Museums often recognise this – and have engaged in active exploration of the limits of the authentic. The Museum of Art Fakes in Germany is a prime example, as is the recent Museum of Lies initiative from Incidental and Amgueddfa Cymru – National Museum Wales. Museums have begun to embrace the possibilities of “remix culture”, offering high-resolution artworks (for example) for re-use and circulation. The Rijksmuseum’s Rijksstudio is a beautifully crafted example of how this can work in practice. In my own research, I tend to find the public demonstrate more conservative attitudes than the conservators to such developments.
But these are not really new developments. People have been talking about virtual museums for many years

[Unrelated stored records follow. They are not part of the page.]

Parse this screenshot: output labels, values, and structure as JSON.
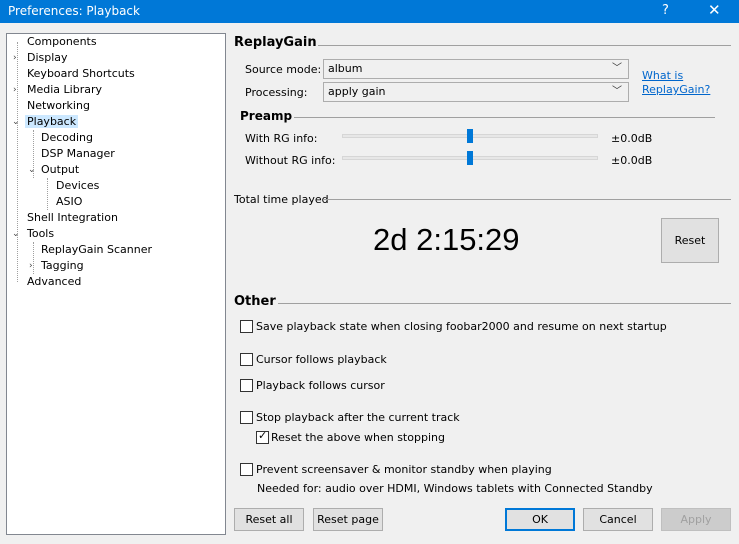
{
  "window": {
    "title": "Preferences: Playback",
    "help_glyph": "?",
    "close_glyph": "✕"
  },
  "tree": {
    "items": [
      {
        "label": "Components"
      },
      {
        "label": "Display"
      },
      {
        "label": "Keyboard Shortcuts"
      },
      {
        "label": "Media Library"
      },
      {
        "label": "Networking"
      },
      {
        "label": "Playback"
      },
      {
        "label": "Decoding"
      },
      {
        "label": "DSP Manager"
      },
      {
        "label": "Output"
      },
      {
        "label": "Devices"
      },
      {
        "label": "ASIO"
      },
      {
        "label": "Shell Integration"
      },
      {
        "label": "Tools"
      },
      {
        "label": "ReplayGain Scanner"
      },
      {
        "label": "Tagging"
      },
      {
        "label": "Advanced"
      }
    ],
    "selected": "Playback"
  },
  "replaygain": {
    "title": "ReplayGain",
    "source_mode_label": "Source mode:",
    "source_mode_value": "album",
    "processing_label": "Processing:",
    "processing_value": "apply gain",
    "help_link_line1": "What is",
    "help_link_line2": "ReplayGain?"
  },
  "preamp": {
    "title": "Preamp",
    "with_rg_label": "With RG info:",
    "with_rg_value": "±0.0dB",
    "with_rg_level": 0.5,
    "without_rg_label": "Without RG info:",
    "without_rg_value": "±0.0dB",
    "without_rg_level": 0.5
  },
  "total_time": {
    "label": "Total time played",
    "value": "2d 2:15:29",
    "reset_label": "Reset"
  },
  "other": {
    "title": "Other",
    "save_state": {
      "label": "Save playback state when closing foobar2000 and resume on next startup",
      "checked": false
    },
    "cursor_follows": {
      "label": "Cursor follows playback",
      "checked": false
    },
    "playback_follows": {
      "label": "Playback follows cursor",
      "checked": false
    },
    "stop_after": {
      "label": "Stop playback after the current track",
      "checked": false
    },
    "reset_above": {
      "label": "Reset the above when stopping",
      "checked": true
    },
    "prevent_screensaver": {
      "label": "Prevent screensaver & monitor standby when playing",
      "checked": false
    },
    "needed_for": "Needed for: audio over HDMI, Windows tablets with Connected Standby"
  },
  "buttons": {
    "reset_all": "Reset all",
    "reset_page": "Reset page",
    "ok": "OK",
    "cancel": "Cancel",
    "apply": "Apply"
  },
  "colors": {
    "accent": "#0078d7",
    "selection": "#cce8ff",
    "link": "#0066cc"
  }
}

as ways of allowing visitors access to sites and experiences that would not otherwise be available to them. What is remarkable is how far we have come from the clunky interactivity offered in those early attempts, and the number of ways that online and on-site experiences have begun to blur.
Exploring the line between fact and fiction has an appeal for institutions that have historically been caught up in discussions about origins, preservation and – more recently – restitution. Being able to test new forms of reality raises fascinating and far-reaching issues – which museums and galleries are not shying away from.
For instance, there are a host of ethical concerns around recreation and representation. These developments open up new avenues for debate about the restitution of cultural artefacts: if I can 3D print the Elgin Marbles or build them in Minecraft, does that complicate the discussion about their ownership, or make it more straightforward?
Throughout 2015, the wars in Ukraine, Syria and Iraq have continued to claim lives and displace millions. Alongside the shocking human toll of these conflicts, there is a growing concern about the cultural losses being inflicted on these ancient civilisations. Footage shot by drones in Syria has given us unprecedented access to, and evidence of, the destruction of cultural heritage in those parts. UNESCO have launched an emergency initiative to safeguard Syrian cultural heritage.
Michael Danti of the Syrian Heritage Initiative at the American Schools of Oriental Research has said that these developments are “the worst cultural heritage emergency since World War II”. Tourism cannot take the same form again in countries that have seen that level of devastation. Here we see how technologies can be used not only to document the making – and unmaking – of heritage, but also to rebuild it; both materially and in the imagination.